My coworker said some sweet things to me and then went on her way. It was then I heard this tiny voice telling me those were the actions of a person with a servant’s heart. That was my lightbulb moment. I hadn’t left my gift in a box. I embraced it and used it everyday! And what’s more, I liked being a servant. I was good at it. It really meant something to me, but more importantly, to the people I came in contact with.

So now I say with pride, I am a servant. Again, I’m not an expert on spiritual gifts. Heck, I had to be beat over the head when it came to my gift. But I have learned a few things. One, everyone has a spiritual gift. Two, your gift is nonrefundable and not transferable. And three, your gift exactly perfect for you.

Putting yourself out there

So I’ve started a blog. So I’ve started posting more on social media. So that’s really terrifying. Let me explain.

I’ve been feeling an urge to write, to give voice to my opinions and to put it out there for others to read. This feeling not only hasn’t gone away, but it’s gotten stronger. So, I took the plunge. I started a blog. I started posting and I felt pretty proud. I even got bold enough to make some comments on social media. That’s when things started getting dicey.

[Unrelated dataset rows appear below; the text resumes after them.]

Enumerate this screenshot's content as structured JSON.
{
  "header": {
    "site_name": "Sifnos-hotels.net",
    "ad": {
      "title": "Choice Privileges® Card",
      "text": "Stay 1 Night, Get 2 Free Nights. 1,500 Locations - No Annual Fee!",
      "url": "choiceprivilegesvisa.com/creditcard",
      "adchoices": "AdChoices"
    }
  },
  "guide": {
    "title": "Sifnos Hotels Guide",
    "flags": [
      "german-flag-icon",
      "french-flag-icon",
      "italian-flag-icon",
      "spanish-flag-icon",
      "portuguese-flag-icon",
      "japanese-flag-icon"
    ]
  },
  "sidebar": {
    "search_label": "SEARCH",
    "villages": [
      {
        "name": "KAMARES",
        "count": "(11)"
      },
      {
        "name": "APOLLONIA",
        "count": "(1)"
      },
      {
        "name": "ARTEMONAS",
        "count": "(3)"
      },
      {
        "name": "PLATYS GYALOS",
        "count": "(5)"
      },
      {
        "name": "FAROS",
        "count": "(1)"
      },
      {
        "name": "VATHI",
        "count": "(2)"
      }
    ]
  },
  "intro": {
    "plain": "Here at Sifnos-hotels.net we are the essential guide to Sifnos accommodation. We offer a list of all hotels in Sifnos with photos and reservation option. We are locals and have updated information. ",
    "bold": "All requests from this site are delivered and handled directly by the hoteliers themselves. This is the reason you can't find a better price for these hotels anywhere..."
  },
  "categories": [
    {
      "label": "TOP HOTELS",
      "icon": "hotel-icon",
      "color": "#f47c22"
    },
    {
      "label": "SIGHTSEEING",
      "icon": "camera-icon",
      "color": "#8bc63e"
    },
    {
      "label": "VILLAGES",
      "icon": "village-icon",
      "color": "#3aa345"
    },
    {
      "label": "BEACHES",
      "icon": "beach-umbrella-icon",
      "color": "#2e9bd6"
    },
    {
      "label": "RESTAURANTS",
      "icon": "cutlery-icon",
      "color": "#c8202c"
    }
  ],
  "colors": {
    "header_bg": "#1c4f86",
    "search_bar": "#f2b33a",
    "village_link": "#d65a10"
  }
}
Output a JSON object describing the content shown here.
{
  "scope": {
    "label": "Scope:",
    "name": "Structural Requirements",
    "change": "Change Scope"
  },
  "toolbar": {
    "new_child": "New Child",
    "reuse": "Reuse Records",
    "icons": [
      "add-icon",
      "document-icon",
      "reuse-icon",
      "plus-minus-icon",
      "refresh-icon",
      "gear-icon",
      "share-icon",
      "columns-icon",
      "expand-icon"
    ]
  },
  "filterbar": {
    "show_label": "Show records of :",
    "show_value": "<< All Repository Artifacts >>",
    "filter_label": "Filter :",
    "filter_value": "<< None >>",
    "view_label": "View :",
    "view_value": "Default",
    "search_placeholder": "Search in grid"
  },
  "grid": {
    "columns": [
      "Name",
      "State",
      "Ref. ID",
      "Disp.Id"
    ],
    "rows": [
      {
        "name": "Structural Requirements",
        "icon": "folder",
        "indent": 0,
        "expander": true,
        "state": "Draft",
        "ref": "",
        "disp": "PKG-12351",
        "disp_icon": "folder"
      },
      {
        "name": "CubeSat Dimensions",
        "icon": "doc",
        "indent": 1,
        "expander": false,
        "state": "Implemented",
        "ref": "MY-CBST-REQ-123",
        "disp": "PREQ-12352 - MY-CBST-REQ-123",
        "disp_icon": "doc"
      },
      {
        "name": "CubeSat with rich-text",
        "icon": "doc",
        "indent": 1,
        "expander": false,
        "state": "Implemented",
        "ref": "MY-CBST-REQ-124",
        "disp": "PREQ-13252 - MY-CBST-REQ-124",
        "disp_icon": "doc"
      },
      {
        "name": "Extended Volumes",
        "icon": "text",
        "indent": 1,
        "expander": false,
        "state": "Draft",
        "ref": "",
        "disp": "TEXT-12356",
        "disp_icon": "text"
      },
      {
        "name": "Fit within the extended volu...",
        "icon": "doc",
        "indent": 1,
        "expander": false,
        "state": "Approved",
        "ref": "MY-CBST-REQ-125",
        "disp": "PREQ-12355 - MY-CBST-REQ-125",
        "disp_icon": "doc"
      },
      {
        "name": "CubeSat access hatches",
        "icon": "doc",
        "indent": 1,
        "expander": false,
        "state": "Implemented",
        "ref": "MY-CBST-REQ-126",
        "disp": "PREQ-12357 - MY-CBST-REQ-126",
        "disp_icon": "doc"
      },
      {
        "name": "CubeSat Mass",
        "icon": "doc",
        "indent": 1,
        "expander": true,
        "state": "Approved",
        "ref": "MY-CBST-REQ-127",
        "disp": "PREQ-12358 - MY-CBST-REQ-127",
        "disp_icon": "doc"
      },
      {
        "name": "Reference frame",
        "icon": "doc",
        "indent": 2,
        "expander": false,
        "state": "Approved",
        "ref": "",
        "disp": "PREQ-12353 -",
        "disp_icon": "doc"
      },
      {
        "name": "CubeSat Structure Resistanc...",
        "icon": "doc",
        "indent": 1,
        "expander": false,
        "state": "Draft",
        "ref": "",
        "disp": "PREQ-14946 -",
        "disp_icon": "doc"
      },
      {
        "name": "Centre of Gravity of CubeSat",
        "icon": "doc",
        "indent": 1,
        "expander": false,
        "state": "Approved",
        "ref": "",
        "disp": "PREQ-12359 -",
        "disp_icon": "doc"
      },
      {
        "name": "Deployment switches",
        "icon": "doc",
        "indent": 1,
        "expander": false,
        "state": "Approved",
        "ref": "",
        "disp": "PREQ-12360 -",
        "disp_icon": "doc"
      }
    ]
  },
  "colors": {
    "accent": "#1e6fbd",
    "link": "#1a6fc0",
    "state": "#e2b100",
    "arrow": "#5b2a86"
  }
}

I took two of my children to see a movie. We loved it! In fact, I loved it so much, I decided to comment on the trailer that popped up on my Facebook news feed. I got a nice comment, then a couple not so nice comments, then a really ugly comment. Yikes! I was just talking about how much I liked a movie.

I began to doubt myself. “Should I delete my comment?” “Should I respond to the mean comments?” So many other things went through my head. Then I saw it. I had over a hundred likes and little heart responses! I realized I needed a thicker skin. People aren’t always going to agree with what I say. Not everyone is going to think I’m brilliant and witty. I simply need to be truthful and kind and forge on ahead.

Then my blog. I made a post and felt pretty good about it. Then…Oh My Word! People I know ‘in real life’ read it. The ugly doubts came up. “Should I delete this?” “Is it too personal?” “Did I say anything inappropriate?” But guess what? People liked it. They wrote really sweet feedback. I could do this. I should do this. Heck, I am doing this.

All of these things happened yesterday, in the course of about two hours y’all. Seeing this happen, doubting myself and getting over it, all in a couple hours. I felt like a crazy person. But I’m a crazy person that’s taking a chance on something that I feel passionate about doing. I putting myself out there…But with a thicker skin.